International Bottled Water Association response to release of Los Angeles County's water contamination research
The president of the International Bottled Water Association made a statement on the safety of bottled water today in defense of its product after test results were released by the LA Country Environmental Toxicology Bureau.
ALEXANDRIA, Va., Aug. 16, 2001 — The president of the International Bottled Water Association made a statement on the safety of bottled water today in defense of its product after test results were released by the LA Country Environmental Toxicology Bureau.
The following is a statement by Joseph K. Doss, President of the International Bottled Water Association (IBWA):
The bottled waters tested by the Los Angeles County Environmental Toxicology Bureau met all regulatory standards set by the U.S. Food and Drug Administration (FDA), the U.S. Environmental Protection Agency (EPA) and the California Department of Health (DOH). All IBWA member brands tested were below California's Public Health Goals for chromium. Of the 57 brands tested, only one bottled water brand slightly exceeded EPA's Public Health Goal for chromium (which is not a regulation), and the manufacturer of that brand is NOT a member of IBWA.
The FDA and EPA regulatory standards for chromium are 100 parts per billion (ppb). The California DOH and the IBWA Model Code, which must be met by all IBWA members, set a more exacting standard of 50ppb.
These regulatory standards for chromium apply to both bottled water and tap water. In addition to these regulatory standards, the California Environmental Protection Agency establishes Public Health Goals which agencies consider when setting a regulatory level.
IBWA members comply with all federal and state Standards of Quality and other applicable laws and regulations — and often go well beyond established government standards. All IBWA brands tested met the drinking water standard or the Public Health Goal for total chromium. All water providers monitor and test for chromium, including the chromium 6 ion.
There are no established Public Health Goals or drinking water standards for chromium 6. (See http://www.oehha.ca.gov/water/phg for all the public health goals established to date.) The survey, therefore, incorrectly stated that several bottled water brands exceeded a Public Health Goal. California is considering the establishment of a Public Health Goal for chromium 6, but has indicated more research is needed.
In addition to meeting all applicable standards that public water systems meet, bottled water manufacturers must also adhere to specific and stringent Standards of Quality (SOQs) mandated by the FDA, which regulates bottled water as a packaged food product.
Under the IBWA Model Code, all IBWA member bottlers are subject to annual, unannounced plant inspections by an independent third party to ensure compliance with this and other standards. Further, IBWA members employ the Multi-Barrier Approach to ensure that consumers enjoy safe, high quality, bottled water products. The Multi-Barrier Approach includes source protection, source monitoring, reverse osmosis, distillation, filtration, ozonation or ultraviolet (UV) light.

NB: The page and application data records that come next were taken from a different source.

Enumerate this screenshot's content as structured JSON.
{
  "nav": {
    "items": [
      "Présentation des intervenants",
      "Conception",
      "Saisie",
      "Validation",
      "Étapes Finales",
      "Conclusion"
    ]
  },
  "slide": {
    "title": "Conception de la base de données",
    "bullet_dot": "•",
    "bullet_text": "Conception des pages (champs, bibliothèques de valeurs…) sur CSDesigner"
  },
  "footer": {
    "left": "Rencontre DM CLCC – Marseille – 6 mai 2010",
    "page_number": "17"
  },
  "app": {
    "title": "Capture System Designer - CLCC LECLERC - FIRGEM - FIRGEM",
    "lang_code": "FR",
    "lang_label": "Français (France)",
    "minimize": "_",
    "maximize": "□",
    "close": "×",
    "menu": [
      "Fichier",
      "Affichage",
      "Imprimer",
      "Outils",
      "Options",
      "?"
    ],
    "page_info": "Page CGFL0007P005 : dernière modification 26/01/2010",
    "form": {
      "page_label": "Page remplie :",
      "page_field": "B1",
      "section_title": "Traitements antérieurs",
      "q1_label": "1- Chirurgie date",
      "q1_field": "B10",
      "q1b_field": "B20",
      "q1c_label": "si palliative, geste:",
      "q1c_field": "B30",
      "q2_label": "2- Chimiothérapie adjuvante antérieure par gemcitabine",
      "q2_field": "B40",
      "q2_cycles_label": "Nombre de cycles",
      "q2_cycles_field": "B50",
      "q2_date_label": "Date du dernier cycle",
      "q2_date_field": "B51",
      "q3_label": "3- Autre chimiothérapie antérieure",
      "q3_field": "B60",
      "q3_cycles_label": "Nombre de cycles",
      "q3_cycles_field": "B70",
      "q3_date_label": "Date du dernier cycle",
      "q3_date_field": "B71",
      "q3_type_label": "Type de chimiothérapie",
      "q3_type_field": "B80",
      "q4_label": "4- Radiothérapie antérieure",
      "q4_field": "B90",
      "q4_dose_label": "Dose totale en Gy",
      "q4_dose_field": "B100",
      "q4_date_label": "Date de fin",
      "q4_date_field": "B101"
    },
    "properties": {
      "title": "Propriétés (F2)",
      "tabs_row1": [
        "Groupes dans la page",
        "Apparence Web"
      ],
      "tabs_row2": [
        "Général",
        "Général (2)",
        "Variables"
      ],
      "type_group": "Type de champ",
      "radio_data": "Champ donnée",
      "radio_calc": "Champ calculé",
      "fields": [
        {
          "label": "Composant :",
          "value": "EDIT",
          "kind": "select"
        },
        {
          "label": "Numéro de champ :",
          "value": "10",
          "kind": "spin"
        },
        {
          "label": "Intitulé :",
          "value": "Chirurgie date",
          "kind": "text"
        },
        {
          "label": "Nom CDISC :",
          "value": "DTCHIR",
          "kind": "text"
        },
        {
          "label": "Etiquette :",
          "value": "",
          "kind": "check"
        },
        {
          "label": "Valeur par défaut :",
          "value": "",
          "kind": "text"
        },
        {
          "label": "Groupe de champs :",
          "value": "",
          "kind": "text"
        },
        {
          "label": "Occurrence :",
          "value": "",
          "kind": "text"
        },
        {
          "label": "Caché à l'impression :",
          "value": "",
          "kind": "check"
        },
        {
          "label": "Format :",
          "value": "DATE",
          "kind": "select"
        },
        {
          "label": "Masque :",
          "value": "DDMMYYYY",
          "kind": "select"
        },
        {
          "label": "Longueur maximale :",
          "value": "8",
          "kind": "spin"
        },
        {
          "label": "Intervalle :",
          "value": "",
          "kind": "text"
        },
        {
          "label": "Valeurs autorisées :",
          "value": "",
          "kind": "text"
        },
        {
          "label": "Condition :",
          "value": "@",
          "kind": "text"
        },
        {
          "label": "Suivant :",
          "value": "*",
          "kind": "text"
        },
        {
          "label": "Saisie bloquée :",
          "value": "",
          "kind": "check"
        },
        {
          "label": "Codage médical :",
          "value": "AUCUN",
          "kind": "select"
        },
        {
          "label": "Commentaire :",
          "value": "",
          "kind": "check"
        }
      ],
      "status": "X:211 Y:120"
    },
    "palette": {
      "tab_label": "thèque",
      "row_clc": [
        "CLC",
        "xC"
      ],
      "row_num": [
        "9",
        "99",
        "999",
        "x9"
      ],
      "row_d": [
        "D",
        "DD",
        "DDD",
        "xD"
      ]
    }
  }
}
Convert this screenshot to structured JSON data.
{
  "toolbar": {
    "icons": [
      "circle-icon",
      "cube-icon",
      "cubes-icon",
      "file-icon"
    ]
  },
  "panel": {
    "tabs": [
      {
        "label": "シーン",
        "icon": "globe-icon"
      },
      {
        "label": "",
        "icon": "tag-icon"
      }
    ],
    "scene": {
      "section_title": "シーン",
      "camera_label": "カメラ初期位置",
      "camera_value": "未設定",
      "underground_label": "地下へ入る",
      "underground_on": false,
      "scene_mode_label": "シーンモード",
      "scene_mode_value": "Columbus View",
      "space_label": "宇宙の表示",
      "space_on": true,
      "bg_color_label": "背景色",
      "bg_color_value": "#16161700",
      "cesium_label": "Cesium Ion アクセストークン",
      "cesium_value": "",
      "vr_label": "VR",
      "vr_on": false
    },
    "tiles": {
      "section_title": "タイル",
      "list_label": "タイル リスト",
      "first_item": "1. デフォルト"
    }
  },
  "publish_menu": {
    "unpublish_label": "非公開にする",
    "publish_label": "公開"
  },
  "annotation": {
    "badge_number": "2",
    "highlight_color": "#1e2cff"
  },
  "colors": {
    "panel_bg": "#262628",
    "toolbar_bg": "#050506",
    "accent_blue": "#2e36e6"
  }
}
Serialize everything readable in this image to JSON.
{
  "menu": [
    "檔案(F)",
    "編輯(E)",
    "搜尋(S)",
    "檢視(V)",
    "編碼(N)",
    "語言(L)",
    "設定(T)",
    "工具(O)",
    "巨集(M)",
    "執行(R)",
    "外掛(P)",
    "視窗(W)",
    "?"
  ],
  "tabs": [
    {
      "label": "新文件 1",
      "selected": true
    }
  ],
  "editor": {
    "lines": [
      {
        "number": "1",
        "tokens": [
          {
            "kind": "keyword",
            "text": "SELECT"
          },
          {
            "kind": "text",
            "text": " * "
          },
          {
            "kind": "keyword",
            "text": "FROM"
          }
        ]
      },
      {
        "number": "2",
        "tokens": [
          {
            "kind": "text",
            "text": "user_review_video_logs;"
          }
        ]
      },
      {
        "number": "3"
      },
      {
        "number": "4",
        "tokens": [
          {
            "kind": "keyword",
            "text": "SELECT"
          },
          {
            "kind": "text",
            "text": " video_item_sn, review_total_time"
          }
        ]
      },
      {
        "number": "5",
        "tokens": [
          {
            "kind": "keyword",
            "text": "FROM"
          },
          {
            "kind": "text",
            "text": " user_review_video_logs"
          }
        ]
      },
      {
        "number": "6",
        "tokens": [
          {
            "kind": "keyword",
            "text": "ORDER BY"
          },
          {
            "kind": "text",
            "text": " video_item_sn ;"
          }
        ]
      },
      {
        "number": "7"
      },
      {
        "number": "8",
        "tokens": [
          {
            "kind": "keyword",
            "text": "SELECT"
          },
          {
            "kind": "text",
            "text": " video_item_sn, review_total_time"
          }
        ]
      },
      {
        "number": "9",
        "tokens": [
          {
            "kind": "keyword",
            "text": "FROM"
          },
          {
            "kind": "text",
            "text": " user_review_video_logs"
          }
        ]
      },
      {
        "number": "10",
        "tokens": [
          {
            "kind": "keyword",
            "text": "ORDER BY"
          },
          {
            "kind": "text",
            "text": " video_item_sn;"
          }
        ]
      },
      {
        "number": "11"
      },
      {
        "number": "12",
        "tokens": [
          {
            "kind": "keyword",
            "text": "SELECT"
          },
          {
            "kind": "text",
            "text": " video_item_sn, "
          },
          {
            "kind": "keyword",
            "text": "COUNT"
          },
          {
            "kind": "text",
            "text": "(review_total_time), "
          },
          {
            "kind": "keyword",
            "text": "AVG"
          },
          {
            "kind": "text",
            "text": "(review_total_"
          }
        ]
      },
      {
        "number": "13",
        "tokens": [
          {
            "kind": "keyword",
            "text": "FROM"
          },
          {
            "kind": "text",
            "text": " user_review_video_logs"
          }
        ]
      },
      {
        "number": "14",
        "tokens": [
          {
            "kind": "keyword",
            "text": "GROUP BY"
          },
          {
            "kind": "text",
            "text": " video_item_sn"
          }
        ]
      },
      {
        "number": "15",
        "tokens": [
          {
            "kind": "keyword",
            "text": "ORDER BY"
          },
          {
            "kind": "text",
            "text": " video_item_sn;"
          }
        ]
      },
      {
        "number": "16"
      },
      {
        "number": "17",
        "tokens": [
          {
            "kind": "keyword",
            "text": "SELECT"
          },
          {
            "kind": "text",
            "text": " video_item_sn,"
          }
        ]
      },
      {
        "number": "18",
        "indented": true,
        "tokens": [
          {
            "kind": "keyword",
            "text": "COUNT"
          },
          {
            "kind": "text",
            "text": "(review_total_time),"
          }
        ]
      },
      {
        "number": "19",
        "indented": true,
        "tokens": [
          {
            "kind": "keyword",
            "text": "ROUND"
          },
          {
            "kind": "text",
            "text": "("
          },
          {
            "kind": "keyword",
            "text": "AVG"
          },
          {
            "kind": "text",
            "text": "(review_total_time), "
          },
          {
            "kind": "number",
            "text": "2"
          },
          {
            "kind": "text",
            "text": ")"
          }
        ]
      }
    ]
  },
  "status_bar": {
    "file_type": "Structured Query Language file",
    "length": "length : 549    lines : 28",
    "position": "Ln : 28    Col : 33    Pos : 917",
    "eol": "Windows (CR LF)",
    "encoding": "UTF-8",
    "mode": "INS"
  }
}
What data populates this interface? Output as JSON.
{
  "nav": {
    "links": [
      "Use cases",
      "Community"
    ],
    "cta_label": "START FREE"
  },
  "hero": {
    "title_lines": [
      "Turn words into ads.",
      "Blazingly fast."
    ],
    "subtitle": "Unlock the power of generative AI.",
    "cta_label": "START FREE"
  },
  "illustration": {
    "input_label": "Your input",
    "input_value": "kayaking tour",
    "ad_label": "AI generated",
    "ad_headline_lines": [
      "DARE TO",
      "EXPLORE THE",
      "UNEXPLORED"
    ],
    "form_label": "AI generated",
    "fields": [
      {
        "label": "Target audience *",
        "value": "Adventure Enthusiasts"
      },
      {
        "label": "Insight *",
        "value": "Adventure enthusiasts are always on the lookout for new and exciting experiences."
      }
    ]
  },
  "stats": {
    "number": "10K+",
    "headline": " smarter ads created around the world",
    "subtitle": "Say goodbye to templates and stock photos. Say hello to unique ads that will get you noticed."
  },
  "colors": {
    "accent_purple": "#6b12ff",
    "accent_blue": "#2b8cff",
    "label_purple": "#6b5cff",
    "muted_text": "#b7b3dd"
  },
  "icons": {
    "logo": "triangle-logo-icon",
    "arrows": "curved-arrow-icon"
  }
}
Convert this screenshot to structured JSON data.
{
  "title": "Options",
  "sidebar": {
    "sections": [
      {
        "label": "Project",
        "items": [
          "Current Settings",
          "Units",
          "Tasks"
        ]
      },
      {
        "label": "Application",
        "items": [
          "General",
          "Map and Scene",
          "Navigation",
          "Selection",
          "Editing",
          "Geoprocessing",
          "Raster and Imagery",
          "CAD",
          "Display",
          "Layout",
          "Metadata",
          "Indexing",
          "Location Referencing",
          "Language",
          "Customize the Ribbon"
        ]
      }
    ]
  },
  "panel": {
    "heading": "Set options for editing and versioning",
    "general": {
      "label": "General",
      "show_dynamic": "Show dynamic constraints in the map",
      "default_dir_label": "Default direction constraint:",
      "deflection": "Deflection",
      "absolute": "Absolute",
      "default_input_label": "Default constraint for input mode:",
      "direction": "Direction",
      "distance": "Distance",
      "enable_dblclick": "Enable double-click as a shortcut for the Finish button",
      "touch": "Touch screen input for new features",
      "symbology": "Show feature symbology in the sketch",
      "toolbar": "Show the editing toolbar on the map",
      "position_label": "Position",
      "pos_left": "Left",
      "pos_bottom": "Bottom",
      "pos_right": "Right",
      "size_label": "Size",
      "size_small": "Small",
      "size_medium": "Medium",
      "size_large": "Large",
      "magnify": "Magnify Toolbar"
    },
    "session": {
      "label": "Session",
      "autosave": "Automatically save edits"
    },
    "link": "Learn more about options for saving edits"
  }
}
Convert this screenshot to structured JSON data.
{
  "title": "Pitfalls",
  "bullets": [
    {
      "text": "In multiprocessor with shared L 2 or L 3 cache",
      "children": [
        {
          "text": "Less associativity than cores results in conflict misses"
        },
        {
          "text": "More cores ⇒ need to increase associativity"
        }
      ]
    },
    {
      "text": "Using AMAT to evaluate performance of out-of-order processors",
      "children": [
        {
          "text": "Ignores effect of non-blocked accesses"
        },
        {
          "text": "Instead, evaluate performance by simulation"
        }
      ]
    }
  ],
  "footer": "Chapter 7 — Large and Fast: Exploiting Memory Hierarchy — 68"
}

The International Bottled Water Association (IBWA) is the authoritative source of information about all types of bottled waters distributed in the United States. Founded in 1958, IBWA member companies account for more than 80 percent of all bottled water sales in the U.S. IBWA's membership includes U.S. and international bottlers, distributors and suppliers. IBWA is committed to working with state and federal governments, in concert with the IBWA Model Code, to set stringent bottled water standards for safe, high quality products. Consumers can contact IBWA at 1-800-WATER-11 or log onto IBWA's web site (http://www.bottledwater.org ) for more information about bottled water and a list of members' brands.